So you have gone through the strategy meetings and the outcome is an ERP project! The project team has been created, the action plan generated, the gap analysis completed, and the business needs prioritised. The outcome of all these steps is a requirements document, which defines the functionality requirements for each of your processes and the criteria they have to meet. This document can and should be used to create a shopping list of useful features to use in pre-qualifying ERP vendors.

Most businesses get to this point OK, but struggle with their options in terms of creating a shortlist of ERP vendors that could suit their industry and organisation? There are three choices. First you can do your own research, both online, direct calling vendor sales departments, and approaching businesses in your sector. Second you can hire an independent consultant to facilitate, which can be hard as most consulting entities are not independent but are affiliated with particular ERP products – they have to earn money too. Or thirdly, you can utilise Government-funded services such as the Entrepreneurs’ Programme, which provide a light-touch advisory service.

Regardless of the route chosen, it’s important to remember that selecting and subsequently implementing ERP is one of the most resource-intensive activities a business will undertake and you only get one chance to do it well. So no cutting corners.

Having chosen a shortlist route, the aim is to have no more than three after the initial pre-qualifying or shortlist stage. To assist in cutting down the list you could ask for general vendor information in a format that you can score or weigh each response. In a formal world this stage is often known as the request for information (RFI) stage and is aimed at receiving a written response from each shortlisted vendor in regard to their capabilities, experience, product fit, reference sites, etc.

Once responses are in, it’s time to evaluate the vendor, a process just as important as evaluating the ERP product. Hopefully you can whittle the list down to two products/vendors and can move on to the proposal stage. If you are not down to two or three vendors, you may ask for ballpark costings from the shortlisted vendors. They will be extremely reticent to do this and quote the old ‘too many factors’ argument. This step also doesn’t tend to work too well with ERPs and their pricing models which mostly range from the convoluted to the outright absurdly complicated.
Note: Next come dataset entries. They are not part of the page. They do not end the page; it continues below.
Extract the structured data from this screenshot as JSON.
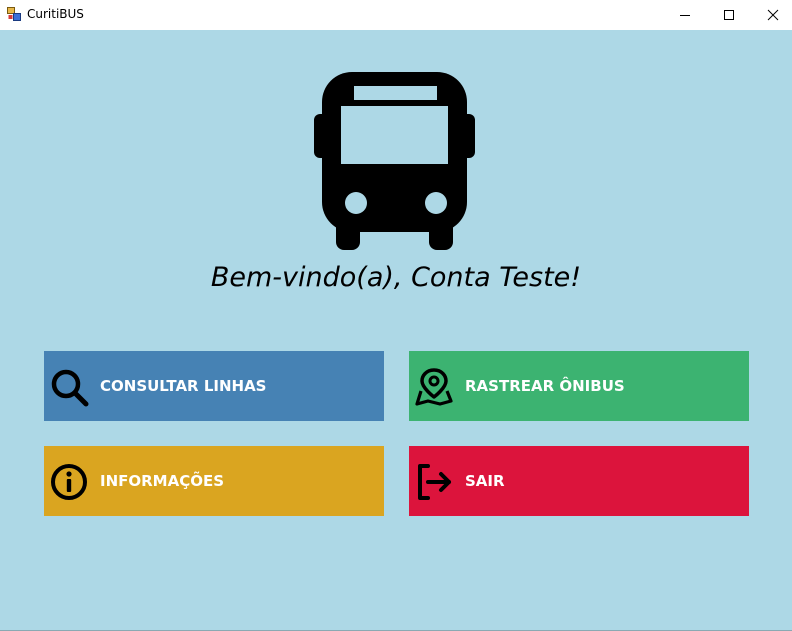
{
  "window": {
    "title": "CuritiBUS",
    "app_icon": "app-window-icon",
    "controls": [
      "minimize-icon",
      "maximize-icon",
      "close-icon"
    ]
  },
  "main": {
    "hero_icon": "bus-icon",
    "welcome_text": "Bem-vindo(a), Conta Teste!",
    "background_color": "#add8e6"
  },
  "buttons": [
    {
      "label": "CONSULTAR LINHAS",
      "icon": "search-icon",
      "color": "#4682b4"
    },
    {
      "label": "RASTREAR ÔNIBUS",
      "icon": "map-pin-icon",
      "color": "#3cb371"
    },
    {
      "label": "INFORMAÇÕES",
      "icon": "info-icon",
      "color": "#daa520"
    },
    {
      "label": "SAIR",
      "icon": "logout-icon",
      "color": "#dc143c"
    }
  ]
}
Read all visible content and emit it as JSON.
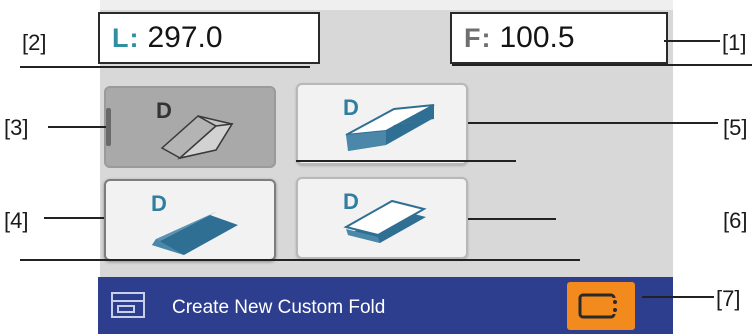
{
  "fields": {
    "length": {
      "prefix": "L:",
      "value": "297.0"
    },
    "fold": {
      "prefix": "F:",
      "value": "100.5"
    }
  },
  "tiles": [
    {
      "label": "D",
      "state": "selected",
      "icon": "tent-fold-icon"
    },
    {
      "label": "D",
      "state": "normal",
      "icon": "z-fold-icon"
    },
    {
      "label": "D",
      "state": "active",
      "icon": "single-fold-icon"
    },
    {
      "label": "D",
      "state": "normal",
      "icon": "flat-stack-icon"
    }
  ],
  "footer": {
    "create_label": "Create New Custom Fold",
    "fold_icon": "custom-fold-icon",
    "action_icon": "exit-icon"
  },
  "callouts": {
    "c1": "[1]",
    "c2": "[2]",
    "c3": "[3]",
    "c4": "[4]",
    "c5": "[5]",
    "c6": "[6]",
    "c7": "[7]"
  },
  "colors": {
    "accent_teal": "#2e8fa0",
    "paper_blue": "#2f6f94",
    "footer_blue": "#2d3e8f",
    "orange": "#f28a1e"
  }
}
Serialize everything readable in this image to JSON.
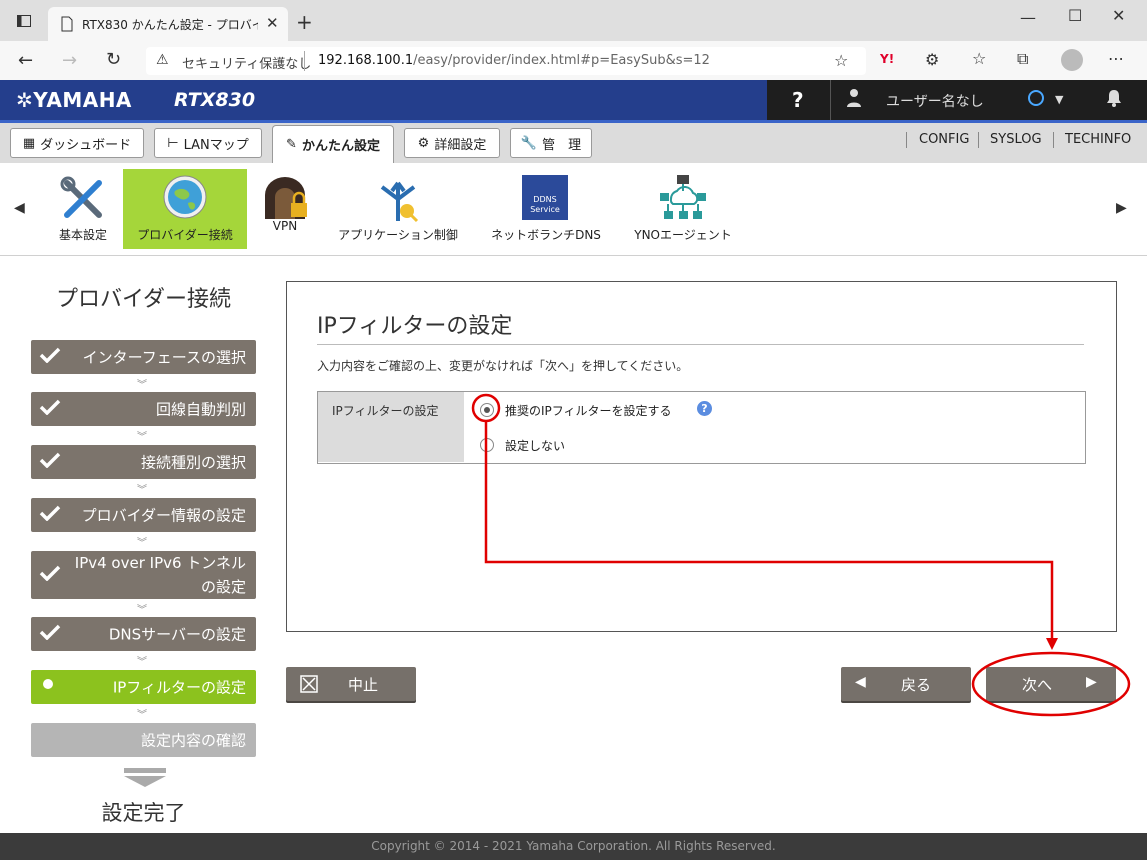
{
  "browser": {
    "tab_title": "RTX830 かんたん設定 - プロバイダー接続",
    "security_label": "セキュリティ保護なし",
    "url_host": "192.168.100.1",
    "url_path": "/easy/provider/index.html#p=EasySub&s=12"
  },
  "header": {
    "brand": "YAMAHA",
    "model": "RTX830",
    "help": "?",
    "user_name": "ユーザー名なし"
  },
  "main_tabs": [
    {
      "label": "ダッシュボード"
    },
    {
      "label": "LANマップ"
    },
    {
      "label": "かんたん設定"
    },
    {
      "label": "詳細設定"
    },
    {
      "label": "管　理"
    }
  ],
  "top_links": [
    "CONFIG",
    "SYSLOG",
    "TECHINFO"
  ],
  "functions": [
    {
      "label": "基本設定"
    },
    {
      "label": "プロバイダー接続"
    },
    {
      "label": "VPN"
    },
    {
      "label": "アプリケーション制御"
    },
    {
      "label": "ネットボランチDNS"
    },
    {
      "label": "YNOエージェント"
    }
  ],
  "ddns_icon_text": [
    "DDNS",
    "Service"
  ],
  "wizard": {
    "title": "プロバイダー接続",
    "steps": [
      {
        "label": "インターフェースの選択"
      },
      {
        "label": "回線自動判別"
      },
      {
        "label": "接続種別の選択"
      },
      {
        "label": "プロバイダー情報の設定"
      },
      {
        "label_line1": "IPv4 over IPv6 トンネル",
        "label_line2": "の設定"
      },
      {
        "label": "DNSサーバーの設定"
      },
      {
        "label": "IPフィルターの設定"
      },
      {
        "label": "設定内容の確認"
      }
    ],
    "done_label": "設定完了"
  },
  "content": {
    "heading": "IPフィルターの設定",
    "instruction": "入力内容をご確認の上、変更がなければ「次へ」を押してください。",
    "row_label": "IPフィルターの設定",
    "options": [
      {
        "label": "推奨のIPフィルターを設定する",
        "selected": true
      },
      {
        "label": "設定しない",
        "selected": false
      }
    ]
  },
  "buttons": {
    "cancel": "中止",
    "back": "戻る",
    "next": "次へ"
  },
  "footer": "Copyright © 2014 - 2021 Yamaha Corporation. All Rights Reserved.",
  "colors": {
    "header_blue": "#243e8c",
    "active_green": "#8cc21e",
    "step_gray": "#7c746c",
    "annotation_red": "#e00000"
  }
}
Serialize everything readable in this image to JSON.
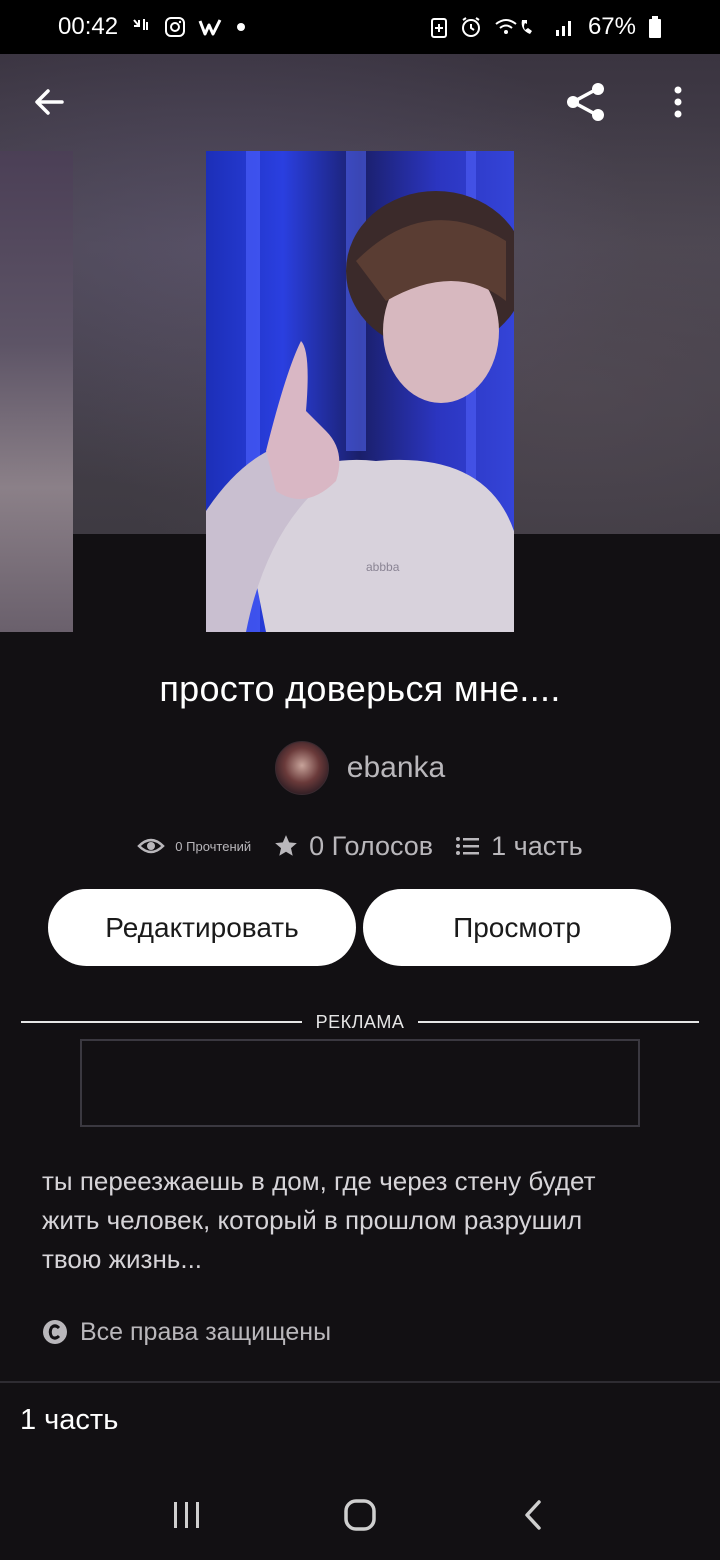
{
  "status_bar": {
    "time": "00:42",
    "battery": "67%",
    "icons": [
      "missed-call-icon",
      "instagram-icon",
      "wattpad-icon",
      "dot-icon",
      "battery-saver-icon",
      "alarm-icon",
      "wifi-call-icon",
      "signal-icon",
      "battery-icon"
    ]
  },
  "toolbar": {
    "back_icon": "arrow-left-icon",
    "share_icon": "share-icon",
    "more_icon": "more-vertical-icon"
  },
  "story": {
    "title": "просто доверься мне....",
    "author": "ebanka",
    "reads": "0 Прочтений",
    "votes": "0 Голосов",
    "parts": "1 часть",
    "description": "ты переезжаешь в дом, где через стену будет жить человек, который в прошлом разрушил твою жизнь...",
    "rights": "Все права защищены"
  },
  "actions": {
    "edit_label": "Редактировать",
    "view_label": "Просмотр"
  },
  "ad": {
    "label": "РЕКЛАМА"
  },
  "parts_section": {
    "heading": "1 часть"
  },
  "colors": {
    "background": "#121013",
    "button_bg": "#ffffff",
    "muted_text": "#b9b7bb"
  }
}
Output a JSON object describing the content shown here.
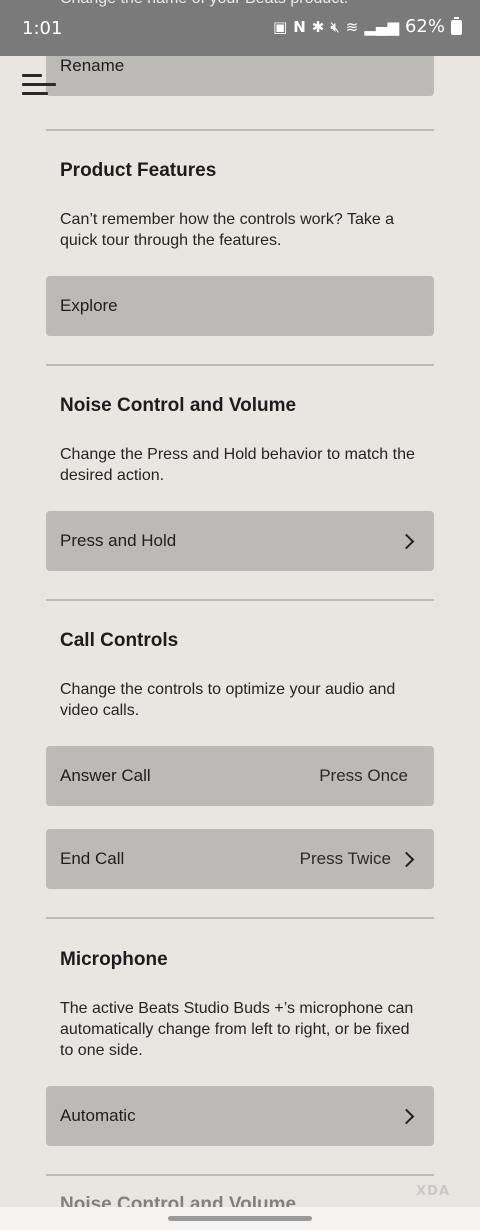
{
  "status_bar": {
    "time": "1:01",
    "battery_percent": "62%",
    "clipped_text": "Change the name of your Beats product.",
    "icons": [
      "photo-icon",
      "nfc-icon",
      "bluetooth-icon",
      "mute-icon",
      "wifi-icon",
      "signal-icon",
      "battery-icon"
    ]
  },
  "menu": {
    "icon": "hamburger-icon"
  },
  "rename": {
    "label": "Rename"
  },
  "product_features": {
    "title": "Product Features",
    "description": "Can’t remember how the controls work? Take a quick tour through the features.",
    "button": "Explore"
  },
  "noise_control": {
    "title": "Noise Control and Volume",
    "description": "Change the Press and Hold behavior to match the desired action.",
    "button": "Press and Hold"
  },
  "call_controls": {
    "title": "Call Controls",
    "description": "Change the controls to optimize your audio and video calls.",
    "answer_label": "Answer Call",
    "answer_value": "Press Once",
    "end_label": "End Call",
    "end_value": "Press Twice"
  },
  "microphone": {
    "title": "Microphone",
    "description": "The active Beats Studio Buds +’s microphone can automatically change from left to right, or be fixed to one side.",
    "button": "Automatic"
  },
  "next_section_peek": "Noise Control and Volume",
  "watermark": "XDA",
  "colors": {
    "background": "#e9e6e2",
    "card": "#bcbab7",
    "status_bar": "#7a7a7a"
  }
}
Once down to two or three products/vendors, share your requirements document with them and arrange for demonstrations of their products – note they have a pre-set presentation agenda, so prior to the presentation, send through a list of functionalities you want them to demonstrate. Score each demonstration against your requirements document and your vendor evaluation criteria. When down to the last two standing, ask for formal proposals.

Pricing can be notoriously complex with ERP vendors, so ask for a plainly worded costing sheet that clearly identifies the costs for each project element (software licences, training, data migration, support, ongoings, etc.). Make sure the vendor proposal includes a full total cost of ownership (TCO) analysis for the number of years you reasonably envisage owning the software. Such an analysis attempts to uncover all the obvious costs and hidden costs of ownership across the anticipated lifecycle of an ERP.

After this you should have a pretty good idea of the frontrunner that best meets your industry, activity, culture, business and budget requirements. Move on to final negotiations and ensure you have a thorough scope of works (detailing each party’s responsibilities) in place before moving to the implementation stage. Implementation is another discussion entirely, but by having undertaken a well-structured approach to selecting and evaluating ERPs, you can move forward with confidence.

Richard Penman is a national IT Systems Innovation Facilitator with the Federal Government’s Entrepreneurs’ Programme (EP). AMTIL is a partner organisation working with the Department of Industry in the delivery of the EP.